In your copy, the records appear word for word and the pictures do not appear at all.

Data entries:
__________________________________________________
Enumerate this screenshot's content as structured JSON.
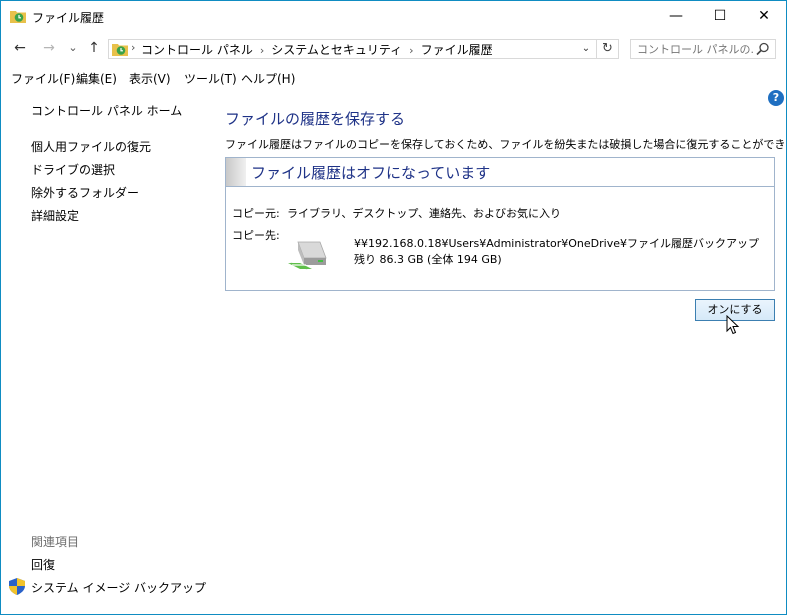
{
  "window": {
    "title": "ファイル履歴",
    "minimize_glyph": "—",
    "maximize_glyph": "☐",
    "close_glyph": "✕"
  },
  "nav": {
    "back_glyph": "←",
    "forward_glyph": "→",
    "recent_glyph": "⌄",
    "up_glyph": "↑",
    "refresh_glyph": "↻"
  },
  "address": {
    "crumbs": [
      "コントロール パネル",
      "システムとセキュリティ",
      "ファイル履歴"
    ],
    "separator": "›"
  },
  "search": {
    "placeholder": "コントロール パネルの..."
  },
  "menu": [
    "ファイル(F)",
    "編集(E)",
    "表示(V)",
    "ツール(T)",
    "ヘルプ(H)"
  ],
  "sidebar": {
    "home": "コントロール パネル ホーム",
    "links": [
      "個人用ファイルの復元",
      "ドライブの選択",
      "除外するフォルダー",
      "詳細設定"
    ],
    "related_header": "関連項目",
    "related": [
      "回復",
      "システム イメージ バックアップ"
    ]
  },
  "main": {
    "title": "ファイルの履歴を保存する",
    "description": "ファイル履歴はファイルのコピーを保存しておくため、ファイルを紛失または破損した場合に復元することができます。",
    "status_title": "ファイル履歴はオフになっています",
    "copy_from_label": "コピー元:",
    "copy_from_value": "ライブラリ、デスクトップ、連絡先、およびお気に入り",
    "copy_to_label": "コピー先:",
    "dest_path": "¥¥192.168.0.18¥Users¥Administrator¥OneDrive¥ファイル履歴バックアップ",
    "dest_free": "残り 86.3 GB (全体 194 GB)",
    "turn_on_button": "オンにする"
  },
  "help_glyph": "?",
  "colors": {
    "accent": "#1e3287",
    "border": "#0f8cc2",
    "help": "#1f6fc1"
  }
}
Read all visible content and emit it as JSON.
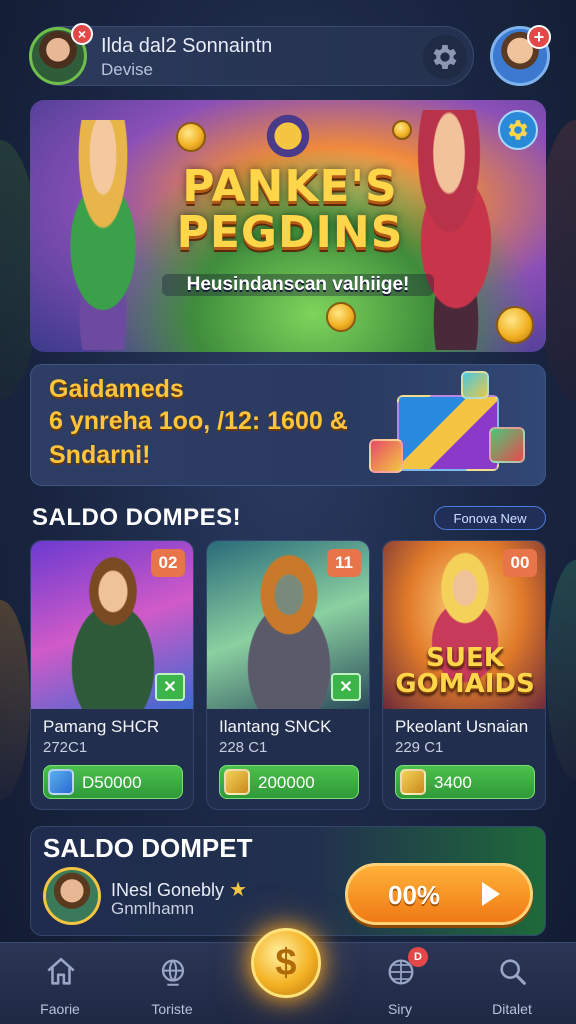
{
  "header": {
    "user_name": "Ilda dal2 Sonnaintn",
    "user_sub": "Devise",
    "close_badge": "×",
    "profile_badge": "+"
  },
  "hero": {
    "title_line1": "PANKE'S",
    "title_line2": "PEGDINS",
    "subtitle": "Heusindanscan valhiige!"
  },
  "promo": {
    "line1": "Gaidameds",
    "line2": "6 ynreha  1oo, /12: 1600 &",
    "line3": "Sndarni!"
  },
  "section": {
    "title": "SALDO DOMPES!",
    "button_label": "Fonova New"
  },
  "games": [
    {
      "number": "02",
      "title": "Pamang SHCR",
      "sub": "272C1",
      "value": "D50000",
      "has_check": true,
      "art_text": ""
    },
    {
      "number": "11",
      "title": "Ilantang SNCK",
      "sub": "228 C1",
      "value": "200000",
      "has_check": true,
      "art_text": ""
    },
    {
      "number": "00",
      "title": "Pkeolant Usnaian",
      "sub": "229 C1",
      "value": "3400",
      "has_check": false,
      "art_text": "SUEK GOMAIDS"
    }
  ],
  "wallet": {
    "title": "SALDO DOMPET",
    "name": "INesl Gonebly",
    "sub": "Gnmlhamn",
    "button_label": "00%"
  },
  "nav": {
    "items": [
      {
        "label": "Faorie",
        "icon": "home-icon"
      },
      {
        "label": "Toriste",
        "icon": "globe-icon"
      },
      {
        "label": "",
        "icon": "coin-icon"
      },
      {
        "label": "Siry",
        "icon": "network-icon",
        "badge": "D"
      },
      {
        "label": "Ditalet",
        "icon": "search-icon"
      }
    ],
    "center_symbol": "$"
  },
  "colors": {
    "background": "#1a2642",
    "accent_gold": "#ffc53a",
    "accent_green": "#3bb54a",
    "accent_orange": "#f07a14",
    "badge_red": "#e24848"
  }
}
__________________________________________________
**SOLVED PROBLEM**
Enumerate this screenshot's content as structured JSON.
{
  "window": {
    "title": "ファイル履歴",
    "minimize_glyph": "—",
    "maximize_glyph": "☐",
    "close_glyph": "✕"
  },
  "nav": {
    "back_glyph": "←",
    "forward_glyph": "→",
    "recent_glyph": "⌄",
    "up_glyph": "↑",
    "refresh_glyph": "↻"
  },
  "address": {
    "crumbs": [
      "コントロール パネル",
      "システムとセキュリティ",
      "ファイル履歴"
    ],
    "separator": "›"
  },
  "search": {
    "placeholder": "コントロール パネルの..."
  },
  "menu": [
    "ファイル(F)",
    "編集(E)",
    "表示(V)",
    "ツール(T)",
    "ヘルプ(H)"
  ],
  "sidebar": {
    "home": "コントロール パネル ホーム",
    "links": [
      "個人用ファイルの復元",
      "ドライブの選択",
      "除外するフォルダー",
      "詳細設定"
    ],
    "related_header": "関連項目",
    "related": [
      "回復",
      "システム イメージ バックアップ"
    ]
  },
  "main": {
    "title": "ファイルの履歴を保存する",
    "description": "ファイル履歴はファイルのコピーを保存しておくため、ファイルを紛失または破損した場合に復元することができます。",
    "status_title": "ファイル履歴はオフになっています",
    "copy_from_label": "コピー元:",
    "copy_from_value": "ライブラリ、デスクトップ、連絡先、およびお気に入り",
    "copy_to_label": "コピー先:",
    "dest_path": "¥¥192.168.0.18¥Users¥Administrator¥OneDrive¥ファイル履歴バックアップ",
    "dest_free": "残り 86.3 GB (全体 194 GB)",
    "turn_on_button": "オンにする"
  },
  "help_glyph": "?",
  "colors": {
    "accent": "#1e3287",
    "border": "#0f8cc2",
    "help": "#1f6fc1"
  }
}
Read all visible content and emit it as JSON.
{
  "header": {
    "user_name": "Ilda dal2 Sonnaintn",
    "user_sub": "Devise",
    "close_badge": "×",
    "profile_badge": "+"
  },
  "hero": {
    "title_line1": "PANKE'S",
    "title_line2": "PEGDINS",
    "subtitle": "Heusindanscan valhiige!"
  },
  "promo": {
    "line1": "Gaidameds",
    "line2": "6 ynreha  1oo, /12: 1600 &",
    "line3": "Sndarni!"
  },
  "section": {
    "title": "SALDO DOMPES!",
    "button_label": "Fonova New"
  },
  "games": [
    {
      "number": "02",
      "title": "Pamang SHCR",
      "sub": "272C1",
      "value": "D50000",
      "has_check": true,
      "art_text": ""
    },
    {
      "number": "11",
      "title": "Ilantang SNCK",
      "sub": "228 C1",
      "value": "200000",
      "has_check": true,
      "art_text": ""
    },
    {
      "number": "00",
      "title": "Pkeolant Usnaian",
      "sub": "229 C1",
      "value": "3400",
      "has_check": false,
      "art_text": "SUEK GOMAIDS"
    }
  ],
  "wallet": {
    "title": "SALDO DOMPET",
    "name": "INesl Gonebly",
    "sub": "Gnmlhamn",
    "button_label": "00%"
  },
  "nav": {
    "items": [
      {
        "label": "Faorie",
        "icon": "home-icon"
      },
      {
        "label": "Toriste",
        "icon": "globe-icon"
      },
      {
        "label": "",
        "icon": "coin-icon"
      },
      {
        "label": "Siry",
        "icon": "network-icon",
        "badge": "D"
      },
      {
        "label": "Ditalet",
        "icon": "search-icon"
      }
    ],
    "center_symbol": "$"
  },
  "colors": {
    "background": "#1a2642",
    "accent_gold": "#ffc53a",
    "accent_green": "#3bb54a",
    "accent_orange": "#f07a14",
    "badge_red": "#e24848"
  }
}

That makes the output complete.